Discussion in 'Article Discussion' started by CardJoe, 11 Jan 2008.
okay so what studios are left on HD-DVD? that are exclusive not ones that supply both formats...
Yah, rootkits for all that will take over your computer! All hail Sony!
The game/war is not over yet!
Except Sony has never used rootkits on their Video media, that was something that occured in their Audio division, and something they've stopped doing since the whole thing blew over.
This may still be true. I was reading an article the other day that stated that the new Blu-ray profile 2.0 that is being ratified could leave early adopters out in the cold with regard to new features, but most importantly could lead to incompatability on old equipment for new titles, which may even goes so far as to make some movies unplayable on some equipment.
Apologies for the wording used in the link, these aren't the article I was reading, but they same the same sort of thing. The comments of the Blu-ray big cheese, Mr Simonis, if they are to be believed, scream Sony attitude.
It's no different than when DVD was still "ironing out the kinks" in the early days of that format.
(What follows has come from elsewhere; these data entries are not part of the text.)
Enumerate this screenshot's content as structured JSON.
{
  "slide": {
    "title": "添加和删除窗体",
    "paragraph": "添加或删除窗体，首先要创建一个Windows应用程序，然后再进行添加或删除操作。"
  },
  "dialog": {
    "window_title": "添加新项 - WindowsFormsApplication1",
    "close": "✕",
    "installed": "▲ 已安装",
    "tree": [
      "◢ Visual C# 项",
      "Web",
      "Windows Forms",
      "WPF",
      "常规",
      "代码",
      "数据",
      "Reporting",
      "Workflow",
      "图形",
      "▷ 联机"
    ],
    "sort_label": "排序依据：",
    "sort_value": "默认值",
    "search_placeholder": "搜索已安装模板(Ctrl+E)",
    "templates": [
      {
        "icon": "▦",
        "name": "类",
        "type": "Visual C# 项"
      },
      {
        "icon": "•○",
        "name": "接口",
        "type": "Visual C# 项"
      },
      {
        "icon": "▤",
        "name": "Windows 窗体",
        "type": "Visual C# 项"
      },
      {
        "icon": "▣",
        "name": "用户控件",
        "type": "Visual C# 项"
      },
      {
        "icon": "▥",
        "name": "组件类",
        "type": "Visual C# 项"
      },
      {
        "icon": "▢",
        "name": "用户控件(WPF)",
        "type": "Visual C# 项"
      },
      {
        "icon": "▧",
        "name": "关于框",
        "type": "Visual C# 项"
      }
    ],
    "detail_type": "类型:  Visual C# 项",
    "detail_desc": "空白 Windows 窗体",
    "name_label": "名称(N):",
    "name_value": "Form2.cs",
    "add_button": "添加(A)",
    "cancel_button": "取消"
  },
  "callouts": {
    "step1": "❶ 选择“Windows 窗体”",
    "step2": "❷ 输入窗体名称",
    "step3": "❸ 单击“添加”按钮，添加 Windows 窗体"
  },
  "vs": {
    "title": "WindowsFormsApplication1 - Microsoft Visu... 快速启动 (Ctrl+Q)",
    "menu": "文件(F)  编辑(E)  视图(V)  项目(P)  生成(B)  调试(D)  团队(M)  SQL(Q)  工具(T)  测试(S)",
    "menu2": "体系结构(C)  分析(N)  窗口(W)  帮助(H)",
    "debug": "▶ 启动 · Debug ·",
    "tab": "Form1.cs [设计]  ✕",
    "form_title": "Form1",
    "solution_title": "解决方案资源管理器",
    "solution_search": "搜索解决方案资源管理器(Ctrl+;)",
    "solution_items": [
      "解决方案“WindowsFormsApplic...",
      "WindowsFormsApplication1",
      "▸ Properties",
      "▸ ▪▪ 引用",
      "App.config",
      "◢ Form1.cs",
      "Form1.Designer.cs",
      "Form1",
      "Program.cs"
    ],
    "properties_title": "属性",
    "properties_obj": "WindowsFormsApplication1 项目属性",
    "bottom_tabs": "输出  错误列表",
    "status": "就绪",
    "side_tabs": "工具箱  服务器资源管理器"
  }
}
For example, if some of you recall, many couldn't decode DTS audio tracks because of hardware limitations. This has nothing to do with Sony in particular regarding 'attitudes' or anything, merely growing pains with the format. New tech poses new problems, like anything. The main difference is, this time the virtually all the hardware available have ethernet capabilities so firmware upgrades are rather easy and relatively painless. Some things cannot be upgraded, unfortunately, namely physical hardware. This is why early adoption is always a risk. The users knew this by buying the hardware in the first place.
I can recall my first DVD player. A table-top unit. I paid $800 for it, and it couldn't even play dual-layer discs without issues.
The thing is did they? I consider myself relatively tech-savvy and have followed the HDDVD/BluRay battle to a certain degree and I wasn't aware this was the case. I don't think this sort of blanket statement can fly to be honest, especially with the way HD is being pushed in adverts. In all the electrical retailers I've been in I haven't seen any notices stating anything about BluRay profiles and I can't see the staff in Currys or Comet mentioning to a potential buyer that even though Blu-Ray is now top dog the £400+ player they want to sell you now in 6 months is not going to be able to allow you access to all the stuff on any of the £30 BluRay disc, in fact there is a small chance it might not even play it at all.
I certainly knew this was the case, from being bitten the first time around with the early issues with DVD.
Oddly enough, here's a quote about this issue recently from Digital Bits:
Separate names with a comma.